→ Action item
Pull out every line below that contains the word "icon".

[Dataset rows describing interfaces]
----------------

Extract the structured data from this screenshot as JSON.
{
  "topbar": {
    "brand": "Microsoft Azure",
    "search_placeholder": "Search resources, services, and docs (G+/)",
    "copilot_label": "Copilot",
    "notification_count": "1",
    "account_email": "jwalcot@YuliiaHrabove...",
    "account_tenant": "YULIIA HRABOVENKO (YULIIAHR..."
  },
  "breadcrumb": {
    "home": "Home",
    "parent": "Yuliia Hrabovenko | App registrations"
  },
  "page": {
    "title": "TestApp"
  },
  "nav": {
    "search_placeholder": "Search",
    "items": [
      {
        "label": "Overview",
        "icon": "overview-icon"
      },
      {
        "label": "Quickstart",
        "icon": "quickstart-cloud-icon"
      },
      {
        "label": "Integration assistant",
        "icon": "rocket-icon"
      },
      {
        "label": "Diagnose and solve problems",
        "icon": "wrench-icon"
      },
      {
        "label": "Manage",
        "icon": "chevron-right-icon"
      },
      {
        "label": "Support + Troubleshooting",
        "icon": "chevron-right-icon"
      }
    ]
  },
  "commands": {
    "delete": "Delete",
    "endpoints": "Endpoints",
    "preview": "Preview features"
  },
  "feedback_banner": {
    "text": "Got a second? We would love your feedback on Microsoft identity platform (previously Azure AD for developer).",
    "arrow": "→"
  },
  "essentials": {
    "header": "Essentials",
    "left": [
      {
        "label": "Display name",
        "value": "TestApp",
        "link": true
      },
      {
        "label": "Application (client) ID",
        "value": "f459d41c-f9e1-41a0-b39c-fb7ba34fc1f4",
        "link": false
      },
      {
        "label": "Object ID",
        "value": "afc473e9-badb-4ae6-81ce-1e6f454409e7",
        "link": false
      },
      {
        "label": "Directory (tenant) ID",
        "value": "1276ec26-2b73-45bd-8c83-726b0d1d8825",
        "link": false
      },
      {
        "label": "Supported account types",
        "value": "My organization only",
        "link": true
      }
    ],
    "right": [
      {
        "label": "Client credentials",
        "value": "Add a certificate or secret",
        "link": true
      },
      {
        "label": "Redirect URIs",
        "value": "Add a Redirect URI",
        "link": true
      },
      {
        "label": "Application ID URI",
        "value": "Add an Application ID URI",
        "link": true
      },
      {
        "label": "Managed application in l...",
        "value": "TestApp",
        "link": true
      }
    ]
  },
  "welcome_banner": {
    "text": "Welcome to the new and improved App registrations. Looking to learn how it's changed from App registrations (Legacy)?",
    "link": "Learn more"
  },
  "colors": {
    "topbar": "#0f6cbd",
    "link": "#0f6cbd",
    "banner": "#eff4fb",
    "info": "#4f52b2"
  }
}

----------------

→ Output of the task
        "icon": "overview-icon"
        "icon": "quickstart-cloud-icon"
        "icon": "rocket-icon"
        "icon": "wrench-icon"
        "icon": "chevron-right-icon"
        "icon": "chevron-right-icon"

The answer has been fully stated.